        goal_handle = future.result()

        if not goal_handle.accepted:
            self.get_logger().info('Goal rejected :(')
            return

        self.get_logger().info('Goal accepted :)')

        self._get_result_future = goal_handle.get_result_async()

        self._get_result_future.add_done_callback(self.get_result_callback)

    def get_result_callback(self, future):
        result = future.result().result
        self.get_logger().info('Result: {0}'.format(result.sequence))
        rclpy.shutdown()

In the callback, we log the result sequence and shutdown ROS for a clean exit.

With an action server running in a separate terminal, go ahead and try running our Fibonacci action client!

# Linux/OSX
python3 fibonacci_action_client.py
# Windows
python fibonacci_action_client.py

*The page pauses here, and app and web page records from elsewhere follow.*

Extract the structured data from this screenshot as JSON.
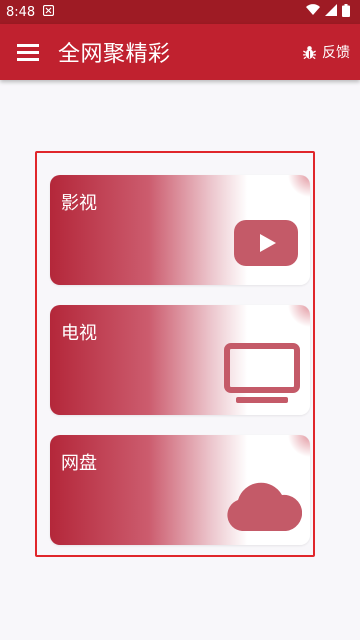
{
  "status_bar": {
    "time": "8:48"
  },
  "app_bar": {
    "title": "全网聚精彩",
    "feedback_label": "反馈"
  },
  "cards": [
    {
      "label": "影视",
      "icon": "play-video-icon"
    },
    {
      "label": "电视",
      "icon": "tv-icon"
    },
    {
      "label": "网盘",
      "icon": "cloud-icon"
    }
  ],
  "colors": {
    "status_bar": "#9e1b24",
    "app_bar": "#c0212f",
    "card_accent": "#b4273a",
    "icon": "#c45a68",
    "frame": "#e0262b"
  }
}
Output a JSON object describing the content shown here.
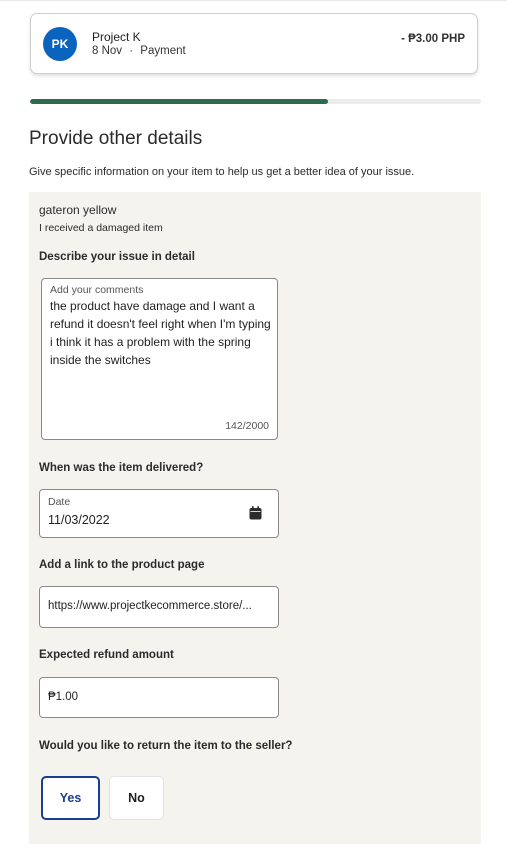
{
  "transaction": {
    "avatar_initials": "PK",
    "merchant": "Project K",
    "date": "8 Nov",
    "separator": "·",
    "type": "Payment",
    "amount": "- ₱3.00 PHP"
  },
  "progress": {
    "percent": 66
  },
  "form": {
    "heading": "Provide other details",
    "subtext": "Give specific information on your item to help us get a better idea of your issue.",
    "item_name": "gateron yellow",
    "item_reason": "I received a damaged item",
    "describe": {
      "label": "Describe your issue in detail",
      "field_label": "Add your comments",
      "value": "the product have damage and I want a refund it doesn't feel right when I'm typing i think it has a problem with the spring inside the switches",
      "count": "142/2000"
    },
    "delivered": {
      "label": "When was the item delivered?",
      "field_label": "Date",
      "value": "11/03/2022",
      "icon": "calendar-icon"
    },
    "product_link": {
      "label": "Add a link to the product page",
      "value": "https://www.projectkecommerce.store/..."
    },
    "refund": {
      "label": "Expected refund amount",
      "value": "₱1.00"
    },
    "return_item": {
      "label": "Would you like to return the item to the seller?",
      "yes_label": "Yes",
      "no_label": "No",
      "selected": "Yes"
    }
  },
  "colors": {
    "avatar": "#0a63bd",
    "progress": "#2e6a50",
    "selected_button": "#1b3f8f",
    "panel_bg": "#f4f3ee"
  }
}
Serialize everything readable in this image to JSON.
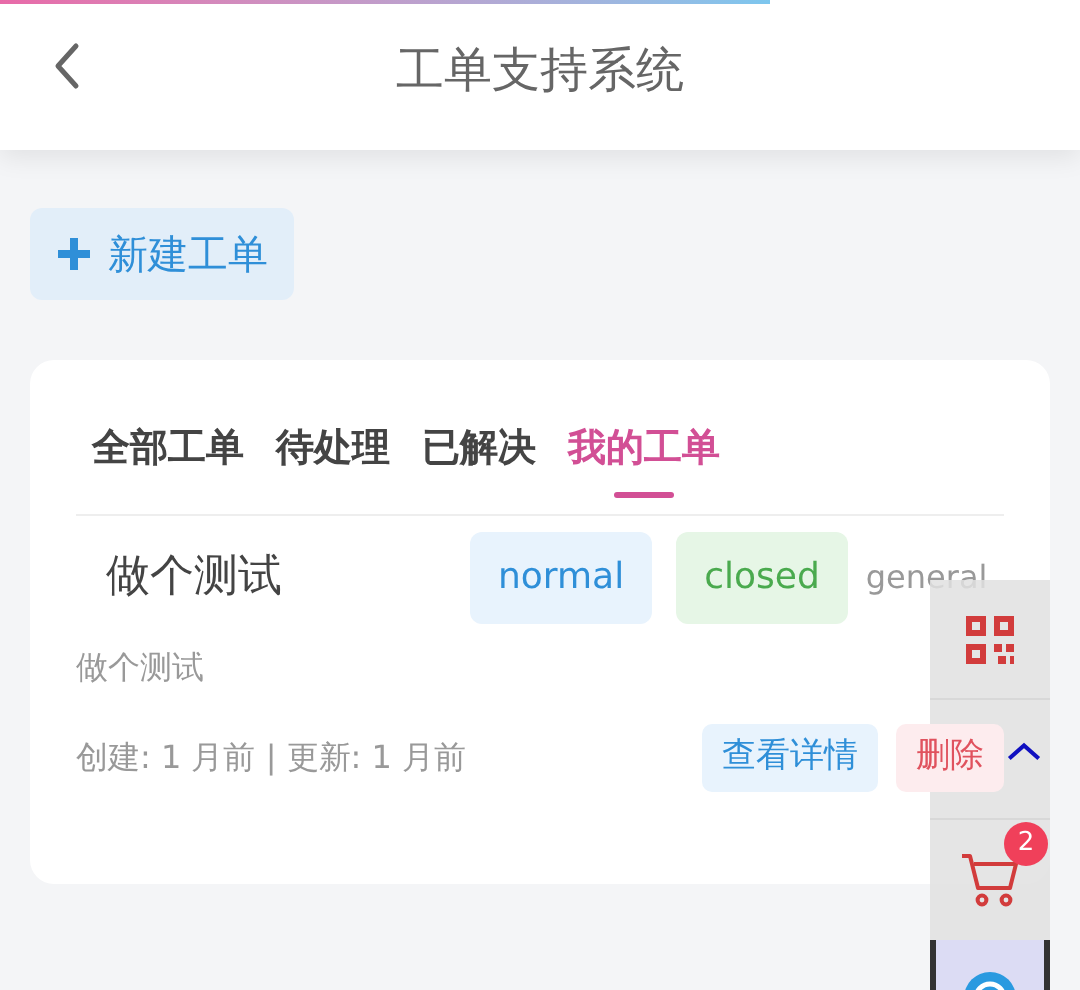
{
  "header": {
    "title": "工单支持系统"
  },
  "new_button": {
    "label": "新建工单"
  },
  "tabs": [
    {
      "label": "全部工单",
      "selected": false
    },
    {
      "label": "待处理",
      "selected": false
    },
    {
      "label": "已解决",
      "selected": false
    },
    {
      "label": "我的工单",
      "selected": true
    }
  ],
  "ticket": {
    "title": "做个测试",
    "tags": [
      {
        "text": "normal",
        "kind": "priority"
      },
      {
        "text": "closed",
        "kind": "status"
      }
    ],
    "category": "general",
    "description": "做个测试",
    "meta": "创建: 1 月前 | 更新: 1 月前",
    "actions": [
      {
        "label": "查看详情",
        "kind": "view"
      },
      {
        "label": "删除",
        "kind": "delete"
      }
    ]
  },
  "float_bar": {
    "cart_badge": "2"
  }
}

You should see logged messages for the goal being accepted, feedback, and the final result.